In April 2017, Jim Gaffigan’s wife and writing partner Jeannie was lying in a hospital bed with pneumonia. She had just undergone a nine-hour surgery to remove a benign brain tumor the size of a pear from her head. It just happened that while she was under, Fox News announced it was firing its popular primetime host, Bill O’Reilly, for years of alleged sexual harassment.
“When she came out of it, she couldn’t talk,” Gaffigan tells me on this week’s episode of The Last Laugh podcast. “I said, ‘Bill O’Reilly’s gone.’”
“I mean, that wasn’t the first thing,” he clarifies. “I had gone through a bunch of kid stuff.” The couple have five young children together. “You have to understand, she couldn’t talk. And my wife is a talker. I’m the quiet one,” Gaffigan continues. “She was frustrated and in pain. And she wrote on a piece of paper, ‘I don’t give a fuck about Bill O’Reilly.’”
Gaffigan himself has a more complicated history with the former Fox News star. As a clean, Catholic comic who has kept his personal politics mostly to himself, Gaffigan has fielded numerous invitations to appear on Fox over the years. “I’ve turned down many appearances there,” he says.
But when his first book, Dad Is Fat, came out in 2013 he started feeling more pressure to go on Fox News to promote it. Father’s Day weekend was coming up and the book had already spent 17 weeks climbing The New York Times bestseller list. His publisher told him that if he went on Bill O’Reilly’s show, it could hit #1.
“It was very strange, because it was one of those things where I didn’t want to get political,” Gaffigan says. “I just wanted to plug my book and get out. So I did it. This is before him paying off women. But he still was considered…” As he searches for the right words, I offer, “generally loathsome” and he agrees.
On stage, Gaffigan deliberately stays away from politics, not necessarily out of fear of turning off conservative voters, but because he actively wants to offer audiences an escape from the news cycle. “I find that when people talk about politics, there’s a certain portion of the audience that looks at the ceiling,” he says. “And that’s not because they’re conservative, it’s not that they don’t care. It’s an overall fatigue.”
“It was very awkward,” Gaffigan says of his time with O’Reilly. During a pre-interview, producers went over the questions they would cover on-air. “And then Bill O’Reilly asked me completely different questions.”

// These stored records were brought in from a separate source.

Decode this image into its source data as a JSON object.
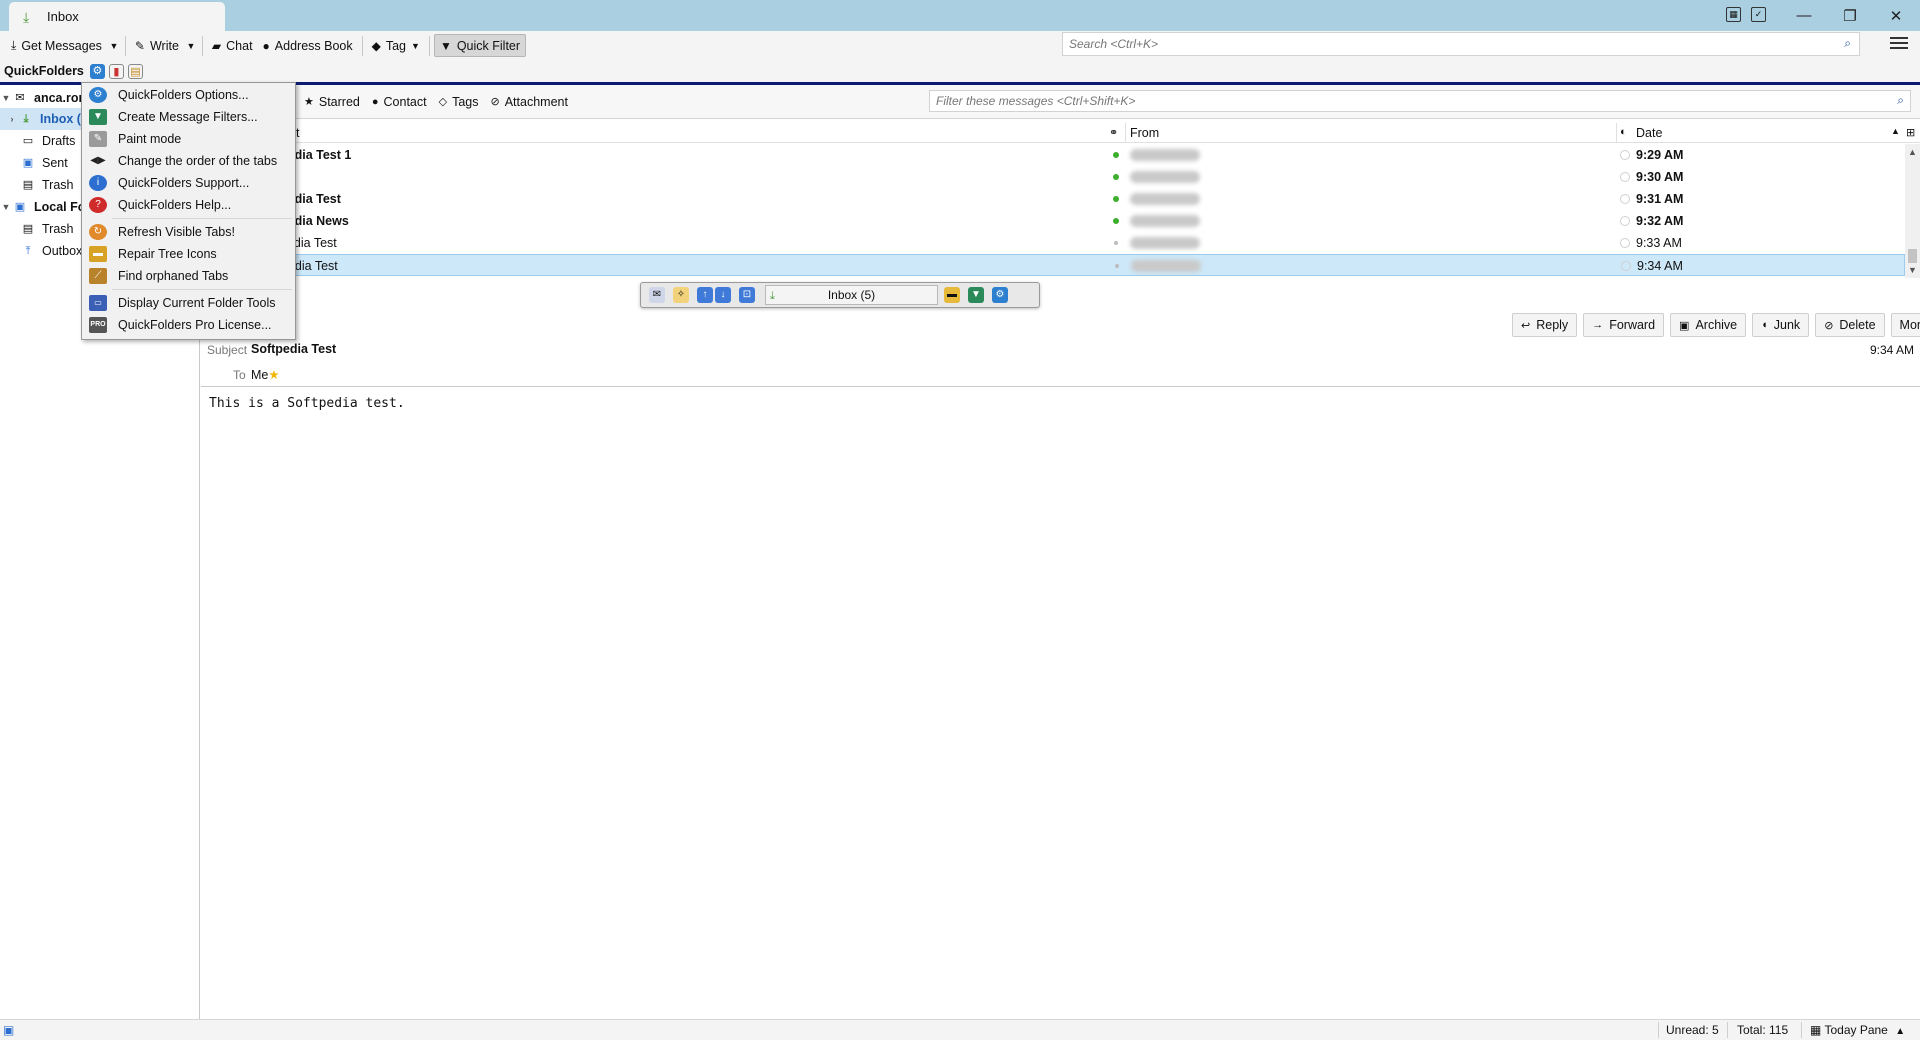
{
  "window": {
    "tab_title": "Inbox"
  },
  "toolbar": {
    "get_messages": "Get Messages",
    "write": "Write",
    "chat": "Chat",
    "address_book": "Address Book",
    "tag": "Tag",
    "quick_filter": "Quick Filter",
    "search_placeholder": "Search <Ctrl+K>"
  },
  "quickfolders": {
    "label": "QuickFolders"
  },
  "folders": [
    {
      "label": "anca.rom"
    },
    {
      "label": "Inbox ("
    },
    {
      "label": "Drafts"
    },
    {
      "label": "Sent"
    },
    {
      "label": "Trash"
    },
    {
      "label": "Local Fol"
    },
    {
      "label": "Trash"
    },
    {
      "label": "Outbox"
    }
  ],
  "quick_filter_bar": {
    "starred": "Starred",
    "contact": "Contact",
    "tags": "Tags",
    "attachment": "Attachment",
    "filter_placeholder": "Filter these messages <Ctrl+Shift+K>"
  },
  "thread_columns": {
    "subject": "ject",
    "from": "From",
    "date": "Date"
  },
  "messages": [
    {
      "subject": "pedia Test 1",
      "date": "9:29 AM",
      "unread": true
    },
    {
      "subject": "",
      "date": "9:30 AM",
      "unread": true
    },
    {
      "subject": "pedia Test",
      "date": "9:31 AM",
      "unread": true
    },
    {
      "subject": "pedia News",
      "date": "9:32 AM",
      "unread": true
    },
    {
      "subject": "pedia Test",
      "date": "9:33 AM",
      "unread": false
    },
    {
      "subject": "pedia Test",
      "date": "9:34 AM",
      "unread": false,
      "selected": true
    }
  ],
  "navbar": {
    "current_folder": "Inbox (5)"
  },
  "message_actions": {
    "reply": "Reply",
    "forward": "Forward",
    "archive": "Archive",
    "junk": "Junk",
    "delete": "Delete",
    "more": "More"
  },
  "message": {
    "subject_label": "Subject",
    "subject": "Softpedia Test",
    "time": "9:34 AM",
    "to_label": "To",
    "to": "Me",
    "body": "This is a Softpedia test."
  },
  "menu": {
    "items": [
      {
        "label": "QuickFolders Options...",
        "icon": "gear-icon",
        "color": "#2d7fd0"
      },
      {
        "label": "Create Message Filters...",
        "icon": "filter-icon",
        "color": "#2b8a5a"
      },
      {
        "label": "Paint mode",
        "icon": "paint-icon",
        "color": "#8a8a8a"
      },
      {
        "label": "Change the order of the tabs",
        "icon": "arrows-icon",
        "color": "#222222"
      },
      {
        "label": "QuickFolders Support...",
        "icon": "info-icon",
        "color": "#2d6fd0"
      },
      {
        "label": "QuickFolders Help...",
        "icon": "help-icon",
        "color": "#d02b2b"
      },
      {
        "label": "Refresh Visible Tabs!",
        "icon": "refresh-icon",
        "color": "#e08a2b"
      },
      {
        "label": "Repair Tree Icons",
        "icon": "folder-icon",
        "color": "#d8a227"
      },
      {
        "label": "Find orphaned Tabs",
        "icon": "broom-icon",
        "color": "#b8832b"
      },
      {
        "label": "Display Current Folder Tools",
        "icon": "tools-icon",
        "color": "#3b5fb5"
      },
      {
        "label": "QuickFolders Pro License...",
        "icon": "pro-icon",
        "color": "#555555"
      }
    ]
  },
  "status": {
    "unread": "Unread: 5",
    "total": "Total: 115",
    "today_pane": "Today Pane"
  }
}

As Gaffigan explains it, Dad Is Fat is “essentially about how this comedian, who never thought he’d be a father, ended up being the father of five kids,” adding that “some of it is constructed on the belief that I don’t know what I’m doing.”
O’Reilly ended up berating Gaffigan for basically being a bad father. “He goes, ‘This book is all about how you don’t know what you’re doing,’” Gaffigan recalls. “It was a very strange thing. He was like, ‘I don’t know, I like what I’m doing.’ So it ended up working because he attacked me in a strange way.”
A couple of years later, Gaffigan tried to get O’Reilly to make a cameo on an early episode of his sitcom, The Jim Gaffigan Show, but he wouldn’t do it. The episode, titled “The Bible Story,” finds Gaffigan’s character publicly “outed” as a Christian comic after a photo surfaces of him carrying a large Bible. “It was all about the tabloid nature of our culture,” he says. “I don’t think anybody on Fox was allowed to do it.”
The widely praised episode ended up featuring appearances from Jon Stewart, Joe Scarborough, Mika Brzezinski, Jake Tapper, Lawrence O’Donnell, Rachel Maddow, Nancy Grace, Jim Cramer, Keith Olbermann and a post-Fox News Glenn Beck.
“There was another time I was on Bill O’Reilly,” Gaffigan remembers towards the end of our conversation. It was back when he first started touring nationally as a stand-up and O’Reilly was doing a segment about Billboard’s top touring acts in America.
“I had maybe done like theaters in like 10 cities. So I was like #99, which is still kind of impressive,” Gaffigan says. “The top of the list was like Beyoncé and U2 and then he goes, ‘Some of these people at the bottom of the list have to really get their act together.’ So it was like Hootie and the Blowfish or whatever and me. And I hadn’t been on his show at that point, but he was like, ‘This guy Jim Gaffigan, I don’t know what he does, but he’s not doing well.’”
Noting that Fox was “different in the pre-Trump era,” Gaffigan seems practically nostalgic about the days when he could set off O’Reilly’s outrage meter. “Even describing that, it almost sounds enjoyable compared to the world we live in now,” he jokes.